The cowardice of this hyena is proverbial; despite its powerful teeth, it rarely attempts to defend itself.
Four of the captains who had misbehaved on the 3rd of June were shot for cowardice, and others were dismissed.
But, though he kept his place by this piece of cowardice, Madame de Vercellis died not long afterwards and he was turned off.
His wife attributed his refusal to cowardice, but it seems from certain passages in his own work that he really regarded it as a crime to revolt against the rightful heir; the only reproach that can be brought against him is that he did not nip the conspiracy in the bud.
Originally accepted as a political necessity, he soon came to be detested by the people as a tyrant and despised by the nobles for his cowardice and sloth.
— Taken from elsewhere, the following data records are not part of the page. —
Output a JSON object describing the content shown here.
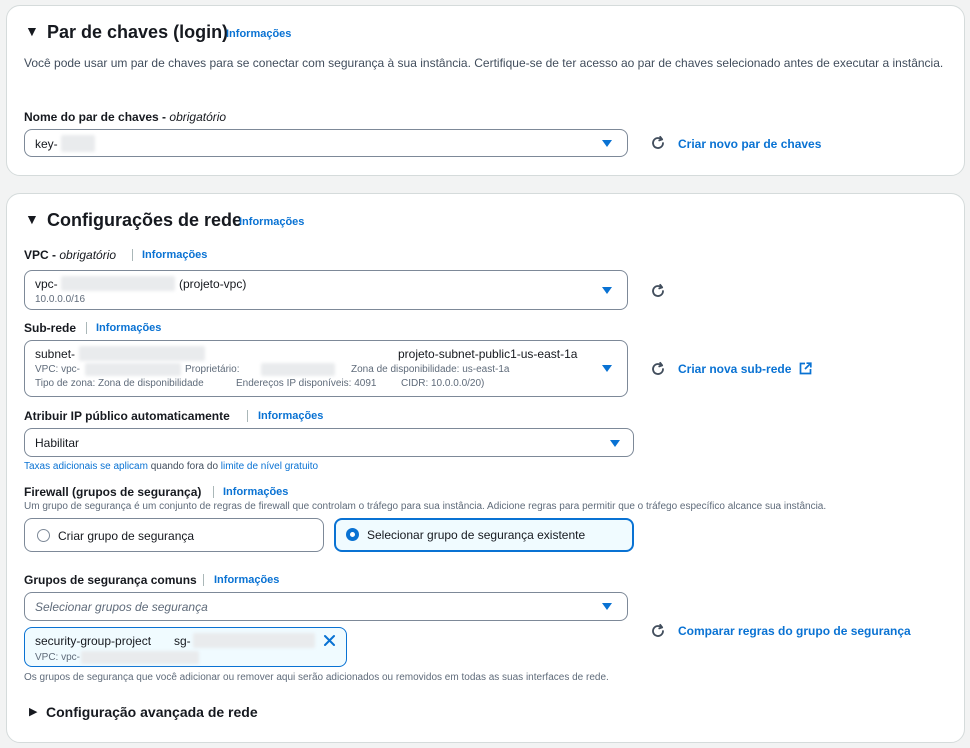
{
  "keypair": {
    "title": "Par de chaves (login)",
    "info": "Informações",
    "description": "Você pode usar um par de chaves para se conectar com segurança à sua instância. Certifique-se de ter acesso ao par de chaves selecionado antes de executar a instância.",
    "name_label": "Nome do par de chaves - ",
    "name_required": "obrigatório",
    "name_value": "key-",
    "create_link": "Criar novo par de chaves"
  },
  "network": {
    "title": "Configurações de rede",
    "info": "Informações",
    "vpc": {
      "label": "VPC - ",
      "required": "obrigatório",
      "info": "Informações",
      "value_prefix": "vpc-",
      "value_name": "(projeto-vpc)",
      "cidr": "10.0.0.0/16"
    },
    "subnet": {
      "label": "Sub-rede",
      "info": "Informações",
      "value_prefix": "subnet-",
      "value_name": "projeto-subnet-public1-us-east-1a",
      "vpc_text": "VPC: vpc-",
      "owner_text": "Proprietário:",
      "az_text": "Zona de disponibilidade: us-east-1a",
      "zone_type_text": "Tipo de zona: Zona de disponibilidade",
      "ips_text": "Endereços IP disponíveis: 4091",
      "cidr_text": "CIDR: 10.0.0.0/20)",
      "create_link": "Criar nova sub-rede"
    },
    "public_ip": {
      "label": "Atribuir IP público automaticamente",
      "info": "Informações",
      "value": "Habilitar",
      "fees_link": "Taxas adicionais se aplicam",
      "fees_mid": " quando fora do ",
      "free_tier_link": "limite de nível gratuito"
    },
    "firewall": {
      "label": "Firewall (grupos de segurança)",
      "info": "Informações",
      "description": "Um grupo de segurança é um conjunto de regras de firewall que controlam o tráfego para sua instância. Adicione regras para permitir que o tráfego específico alcance sua instância.",
      "option_create": "Criar grupo de segurança",
      "option_select": "Selecionar grupo de segurança existente",
      "selected": "Selecionar grupo de segurança existente"
    },
    "common_groups": {
      "label": "Grupos de segurança comuns",
      "info": "Informações",
      "placeholder": "Selecionar grupos de segurança",
      "chip_name": "security-group-project",
      "chip_id_prefix": "sg-",
      "chip_vpc_prefix": "VPC: vpc-",
      "compare_link": "Comparar regras do grupo de segurança",
      "note": "Os grupos de segurança que você adicionar ou remover aqui serão adicionados ou removidos em todas as suas interfaces de rede."
    },
    "advanced": {
      "label": "Configuração avançada de rede"
    }
  },
  "icons": {
    "expanded": "caret-down-icon",
    "collapsed": "caret-right-icon",
    "dropdown": "dropdown-arrow-icon",
    "refresh": "refresh-icon",
    "external": "external-link-icon",
    "remove": "close-icon"
  },
  "colors": {
    "link": "#0972d3",
    "text": "#16191f",
    "border": "#7d8998",
    "selected_bg": "#f0fbff"
  }
}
After Pultava (June 26, 1709), Peter, hitherto commendably cautious even to cowardice, but now puffed up with pride, rashly plunged into as foolhardy an enterprise as ever his rival engaged in.
Like most of the papal armies of the last three centuries, Urban's troops distinguished themselves by wretched strategy, cowardice in rank and file, and a Fabian avoidance of fighting which, discreet as it may be in the field of diplomacy, has invariably failed to save Rome on the field of battle.
The general tendency seems to have been to accept too easily the accounts of the chroniclers of the east Frankish kingdom, which are favourable to Louis the German, and to accuse Charles of cowardice and bad faith.
The accounts of early writers as to its courage, nobility and magnanimity have led to a reaction, causing some modern authors to accuse it of cowardice and meanness.
For the two ealdormen whom he delighted to honor and placed at the head of his armies, ~lfric and Eadric Streona, are accused, the one of persistent cowardice, the other of underhand intrigue with the Danes.